“The WGEEP report drafted by Madhav Gadgil committee has already pointed out that the Western Ghats is left with only 16% forest cover. Taking up these three projects will further reduce the forest cover to irreparable levels. Furthermore, the loss of wildlife habitat will push many species to the brink of extinction,” Hemmige Mohan, leader of the environmental groups of Hassan said after meeting the expert committee.
Mohan added that the garland canal project and the hydro electric project at Yettinaholay will also inflict great losses in terms of destruction of evergreen forests.
“To execute the project, roads will have to be laid for the machinery to move to the project site. It will fragment many perennial rivulets and water bodies that are important for sustaining the hydro-morphological profile of the Western Ghats. In the long run, both Hassan and Dakshina Kannada districts will be rendered dry if these projects come up,” Mohan said.

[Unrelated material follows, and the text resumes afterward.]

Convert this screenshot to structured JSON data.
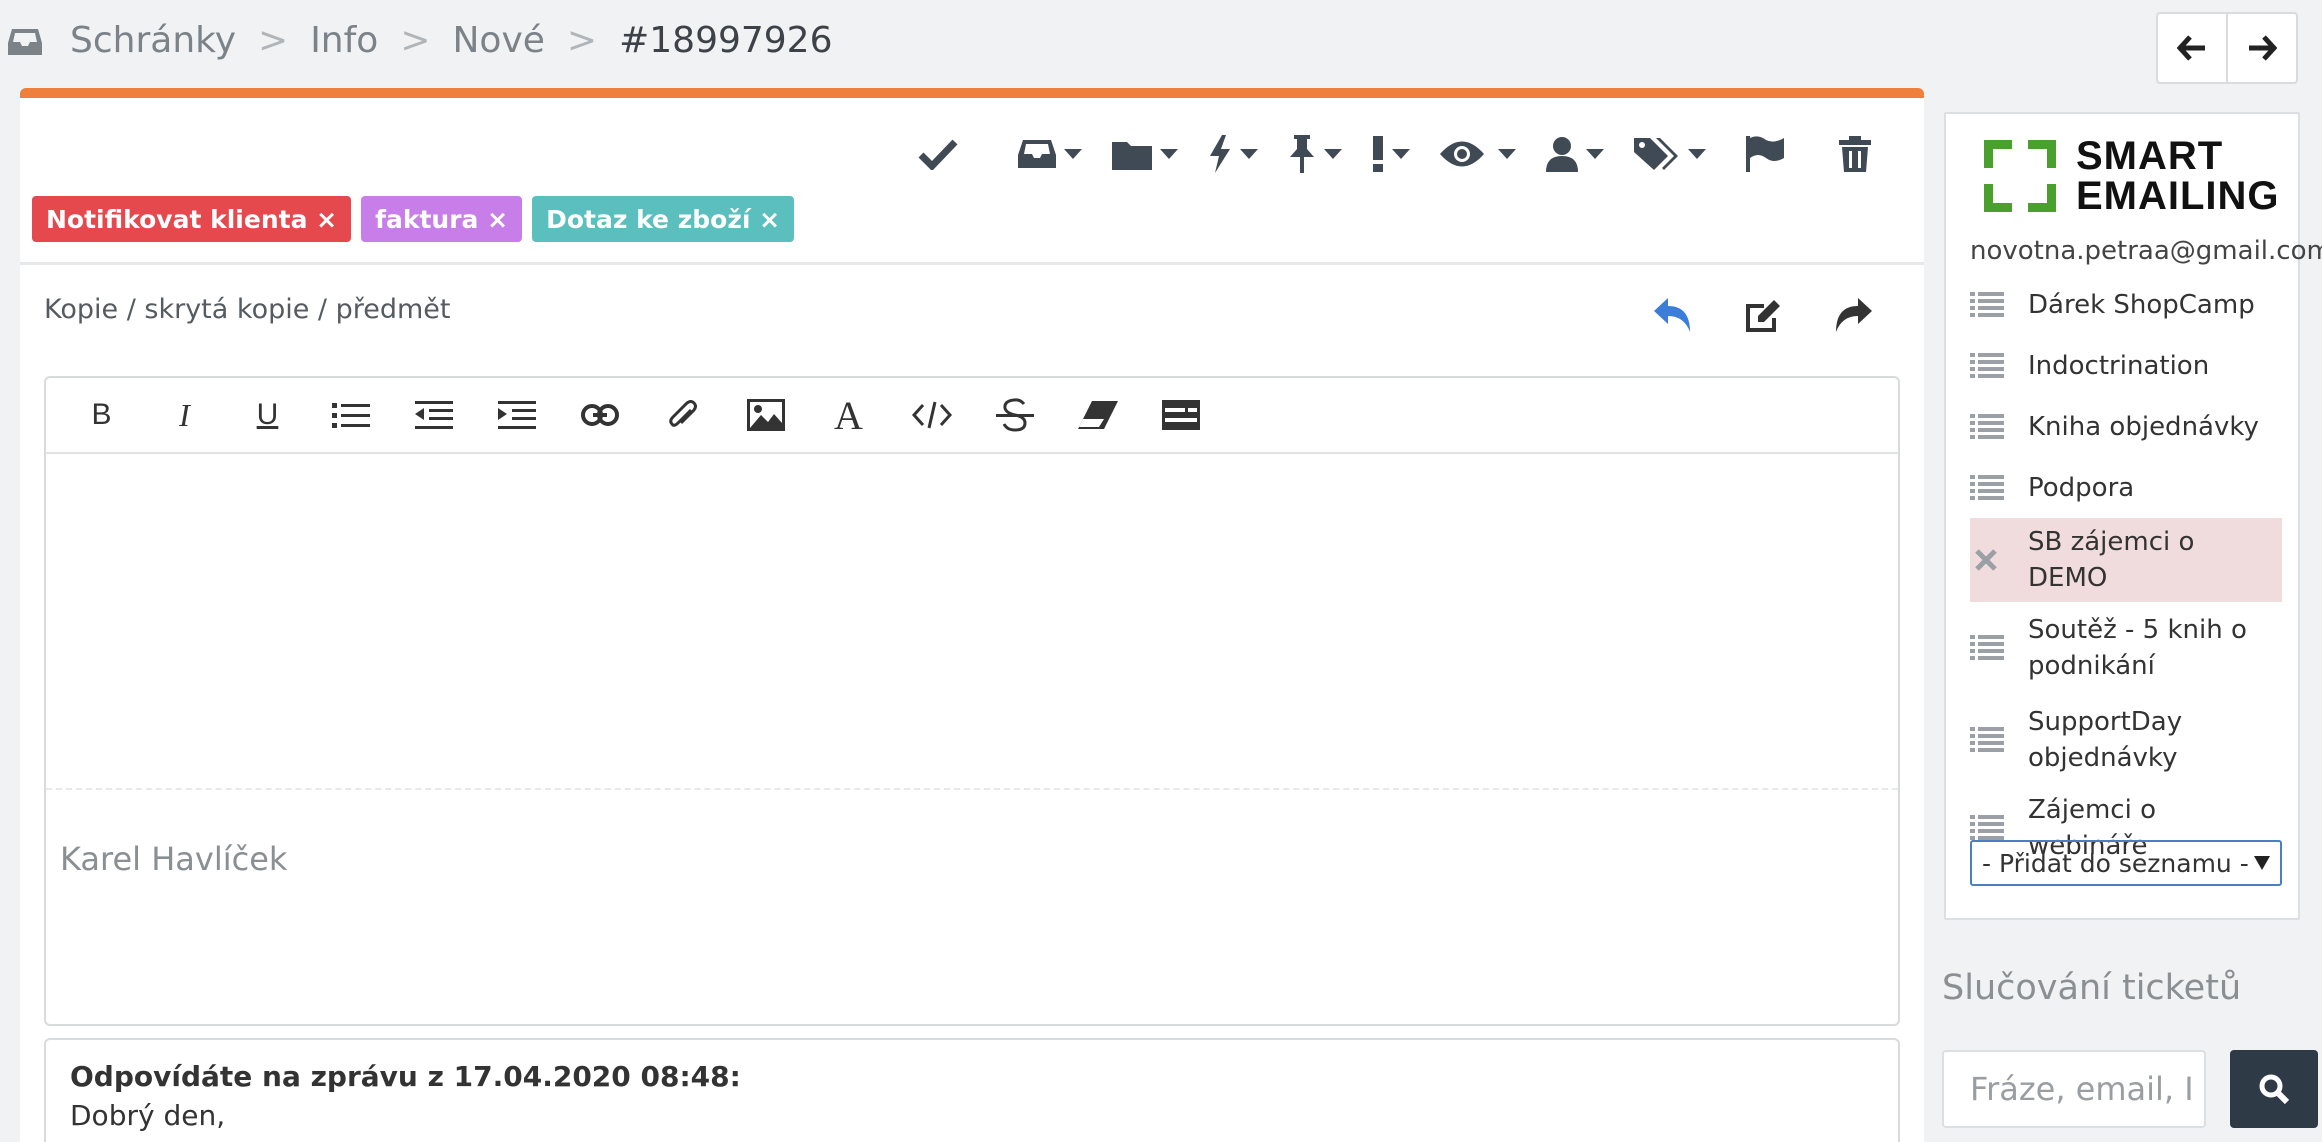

All the three projects will also fragment elephant corridors, mainly the one between Brahmagiri and Pushpagiri peaks.
“We do not know if the tiger habitat would also be disturbed. We are studying that aspect too,” one of the conservationists said.
Former MLA Vijaykumar Shetty, who met Kasturirangan in Mangalore, had appealed to him to advise the government to shelve the Nethravati river diversion project, which is now called Yettinaholay project.
“Yettinaholay was the main tributary to the Nethravati river throughout the year, but in recent times the inflow into the Nethravati river from Yettinaholay has decreased drastically, resulting in the river drying up in early February, plunging the city of Mangalore into water scarcity.
“If more hydro projects come in the Western Ghats, the sweet water dumping into the Arabian sea will also be reduced drastically, leading to the increase of salinity of the sea, which will affect the marine life,” Shetty said.
Kasturirangan assured the groups that he and his group were there to study the situation arising out of hydro projects in the Western Ghats in the backdrop of the WGEEP report and the expert group will not take any view without consulting the stakeholders and the suggestions of the other states that share the Western Ghats.